This is tremendously frustrating for those faithful who abhor the triumph of bad taste, not only because of the poor quality of these compositions in themselves, but because of their perpetuity; by printing an annual missal in which such musical settings are included, OCP maintains a stranglehold on Catholic liturgy in the U.S. At present, there is small hope that the depressed state of the liturgy will be relieved; the domination of musical arrangements by the mafia of the mediocre is too firmly entrenched. The forthcoming revised translation of the Roman Missal may have some impact, but owing to the looseness of contemporary liturgical law, in which musical compositions need not follow the authorized text of the Mass verbatim, there is no reason why the same old ’seventies folk-songs (together with ’seventies ICEL) will not continue to irritate Mass-goers yearning for a little solemnity for a generation or more to come.

We might ask: who owns OCP? Is it a private concern? Is it answerable to the bishops? In either case, there must be some way of compelling it to forget about the spirit of Vatican II and conform instead to the principles of the Benedictine reform. If OCP is a private concern, perhaps the dioceses of the United States could cease purchasing its products, and turn instead to a more orthodox, Catholic-minded publisher who would be only too delighted to assist in the reform of the reform, and make a good living in the process. But if it is an organ of the conciliar church, it will doubtless continue to exercise its baleful influence long after Joncas, Haugen, Haas, Inwood et al are all dead.
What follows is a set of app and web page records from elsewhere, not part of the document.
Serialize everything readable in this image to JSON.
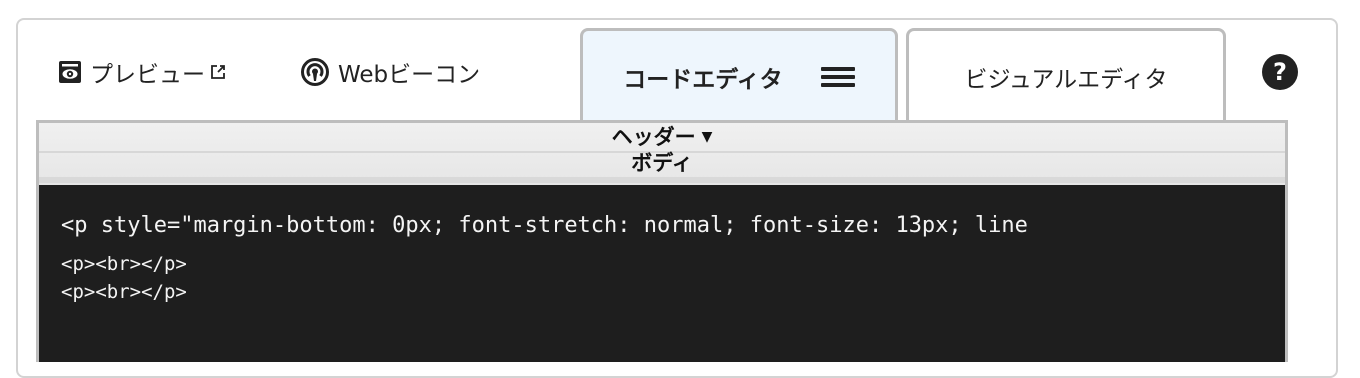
{
  "toolbar": {
    "preview_label": "プレビュー",
    "preview_icon": "eye-icon",
    "external_icon": "external-link-icon",
    "webbeacon_label": "Webビーコン",
    "webbeacon_icon": "beacon-icon"
  },
  "tabs": {
    "code_editor": "コードエディタ",
    "visual_editor": "ビジュアルエディタ",
    "menu_icon": "hamburger-menu-icon"
  },
  "help": {
    "label": "?"
  },
  "sections": {
    "header": "ヘッダー",
    "body": "ボディ"
  },
  "code": {
    "lines": [
      "<p style=\"margin-bottom: 0px; font-stretch: normal; font-size: 13px; line",
      "<p><br></p>",
      "<p><br></p>"
    ]
  },
  "colors": {
    "editor_background": "#1e1e1e",
    "editor_text": "#f4f4f4",
    "active_tab_background": "#eef6fd",
    "border": "#bdbdbd"
  }
}
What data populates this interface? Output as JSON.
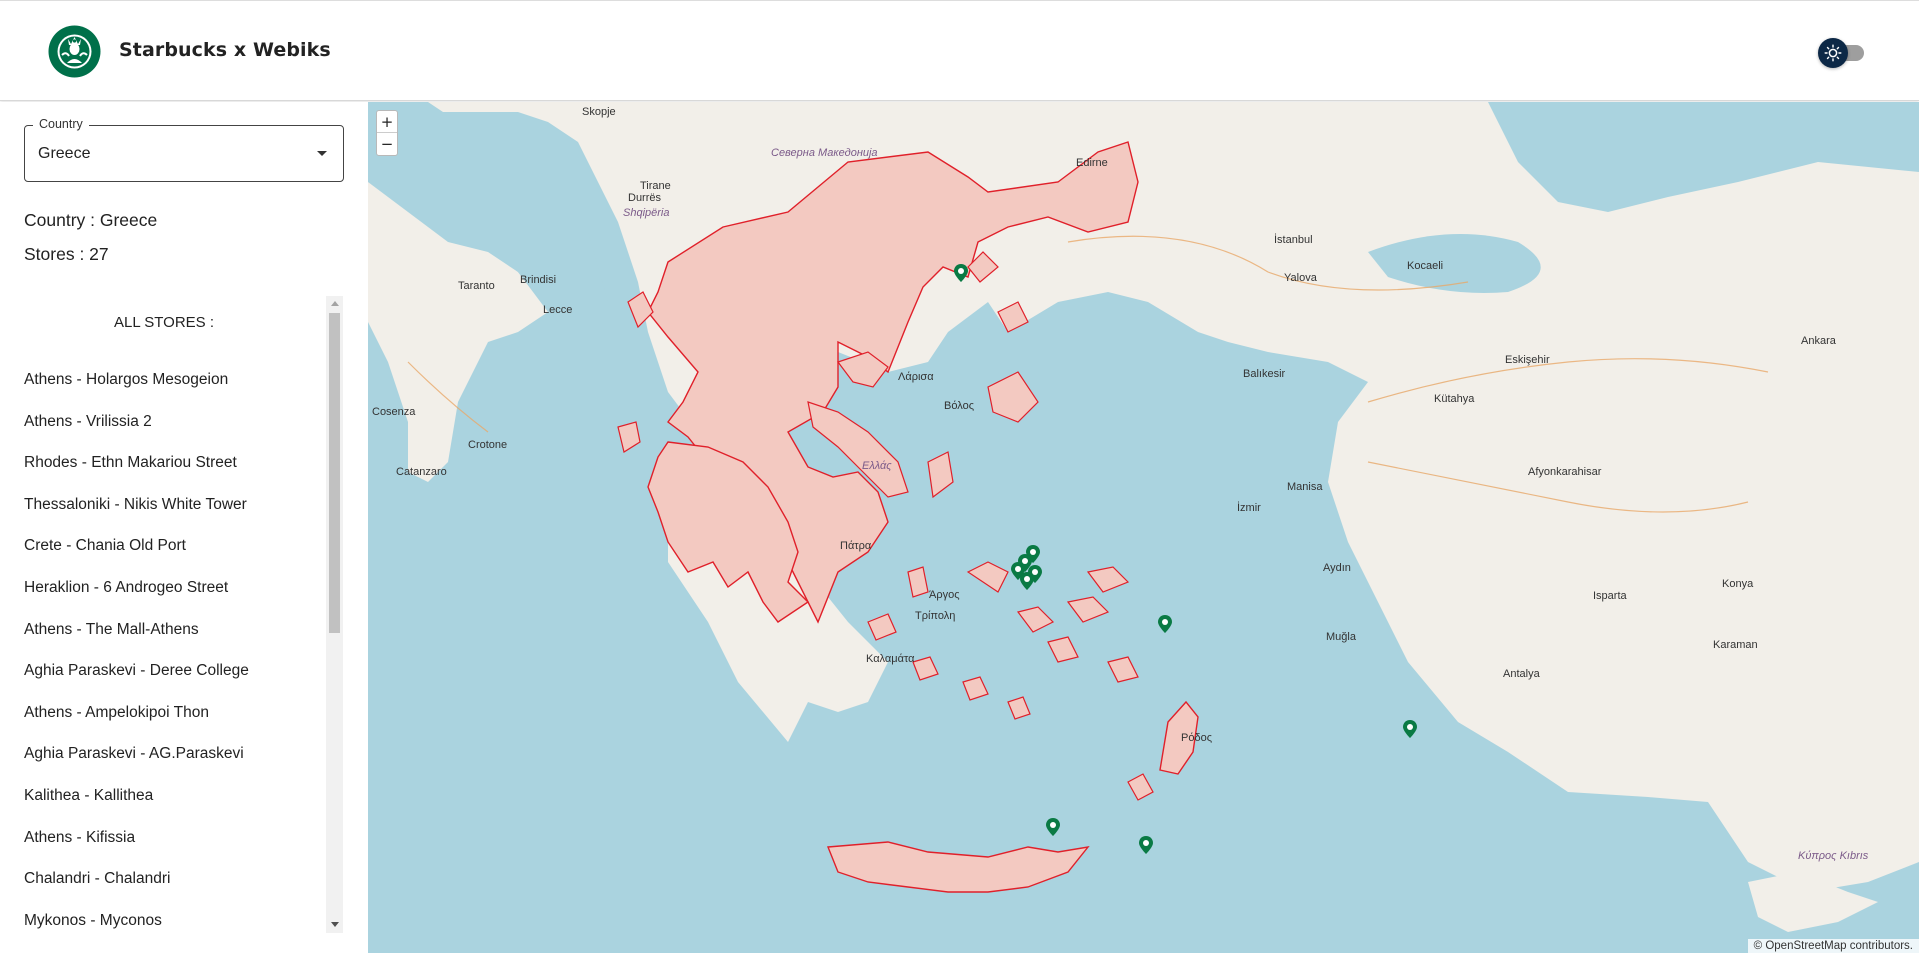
{
  "header": {
    "title": "Starbucks x Webiks",
    "logo_icon": "starbucks-siren-logo",
    "theme_toggle_icon": "sun-icon",
    "theme_toggle_thumb_color": "#0c2846"
  },
  "sidebar": {
    "country_select": {
      "label": "Country",
      "value": "Greece"
    },
    "country_info": "Country : Greece",
    "stores_info": "Stores : 27",
    "list_heading": "ALL STORES :",
    "stores": [
      "Athens - Holargos Mesogeion",
      "Athens - Vrilissia 2",
      "Rhodes - Ethn Makariou Street",
      "Thessaloniki - Nikis White Tower",
      "Crete - Chania Old Port",
      "Heraklion - 6 Androgeo Street",
      "Athens - The Mall-Athens",
      "Aghia Paraskevi - Deree College",
      "Athens - Ampelokipoi Thon",
      "Aghia Paraskevi - AG.Paraskevi",
      "Kalithea - Kallithea",
      "Athens - Kifissia",
      "Chalandri - Chalandri",
      "Mykonos - Myconos"
    ]
  },
  "map": {
    "zoom_in": "+",
    "zoom_out": "−",
    "attribution": "© OpenStreetMap contributors.",
    "colors": {
      "sea": "#aad3df",
      "land": "#f2efe9",
      "greece_fill": "#f3c9c1",
      "greece_border": "#e0202a",
      "marker": "#0a7a44"
    },
    "labels": [
      {
        "text": "Skopje",
        "kind": "city"
      },
      {
        "text": "Северна Македонија",
        "kind": "country"
      },
      {
        "text": "Shqipëria",
        "kind": "country"
      },
      {
        "text": "Tirane",
        "kind": "city"
      },
      {
        "text": "Edirne",
        "kind": "city"
      },
      {
        "text": "İstanbul",
        "kind": "city"
      },
      {
        "text": "Kocaeli",
        "kind": "city"
      },
      {
        "text": "Yalova",
        "kind": "city"
      },
      {
        "text": "Balıkesir",
        "kind": "city"
      },
      {
        "text": "Eskişehir",
        "kind": "city"
      },
      {
        "text": "Ankara",
        "kind": "city"
      },
      {
        "text": "Kütahya",
        "kind": "city"
      },
      {
        "text": "Manisa",
        "kind": "city"
      },
      {
        "text": "İzmir",
        "kind": "city"
      },
      {
        "text": "Afyonkarahisar",
        "kind": "city"
      },
      {
        "text": "Aydın",
        "kind": "city"
      },
      {
        "text": "Muğla",
        "kind": "city"
      },
      {
        "text": "Isparta",
        "kind": "city"
      },
      {
        "text": "Konya",
        "kind": "city"
      },
      {
        "text": "Antalya",
        "kind": "city"
      },
      {
        "text": "Karaman",
        "kind": "city"
      },
      {
        "text": "Κύπρος Kıbrıs",
        "kind": "country"
      },
      {
        "text": "Ελλάς",
        "kind": "country"
      },
      {
        "text": "Πάτρα",
        "kind": "city"
      },
      {
        "text": "Λάρισα",
        "kind": "city"
      },
      {
        "text": "Βόλος",
        "kind": "city"
      },
      {
        "text": "Καλαμάτα",
        "kind": "city"
      },
      {
        "text": "Άργος",
        "kind": "city"
      },
      {
        "text": "Τρίπολη",
        "kind": "city"
      },
      {
        "text": "Ρόδος",
        "kind": "city"
      },
      {
        "text": "Cosenza",
        "kind": "city"
      },
      {
        "text": "Crotone",
        "kind": "city"
      },
      {
        "text": "Catanzaro",
        "kind": "city"
      },
      {
        "text": "Brindisi",
        "kind": "city"
      },
      {
        "text": "Lecce",
        "kind": "city"
      },
      {
        "text": "Taranto",
        "kind": "city"
      },
      {
        "text": "Durrës",
        "kind": "city"
      }
    ],
    "store_markers_icon": "starbucks-store-marker-icon"
  }
}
Small wonder hardly anybody joins in the singing at Mass; most are probably as embarrassed by it as Melancholicus.

The spirit of Vatican II rages against the dying of the light. We might have landed the troops in Normandy (liturgically speaking), but there is a long and bitter fight ahead of us before we stand finally at the gates of Berlin. In the meantime, OCP will continue to churn out volume after volume of the so-called “Heritage Missal” until either legitimate authority or market forces compel them to stop. At present there is no indication that either source of relief will be forthcoming.

The prospects are gloomy.


Anonymous said...


John 4:19-26
19 “Sir,” the woman said, “I can see that you are a prophet. 20 Our ancestors worshiped on this mountain, but you Jews claim that the place where we must worship is in Jerusalem.”
21 “Woman,” Jesus replied, “believe me, a time is coming when you will worship the Father neither on this mountain nor in Jerusalem. 22 You Samaritans worship what you do not know; we worship what we do know, for salvation is from the Jews. 23 Yet a time is coming and has now come when the true worshipers will worship the Father in the Spirit and in truth, for they are the kind of worshipers the Father seeks. 24 God is spirit, and his worshipers must worship in the Spirit and in truth.”
25 The woman said, “I know that Messiah is coming. When he comes, he will explain everything to us.”
26 Then Jesus declared, “I, the one speaking to you—I am he.”

Melancholicus said...

Using our own Scripture against us, you devil? Get thee gone.

Who gave you permission to leave a comment on my blog anyway?

Extra cyber-slaps if I catch you doing it again.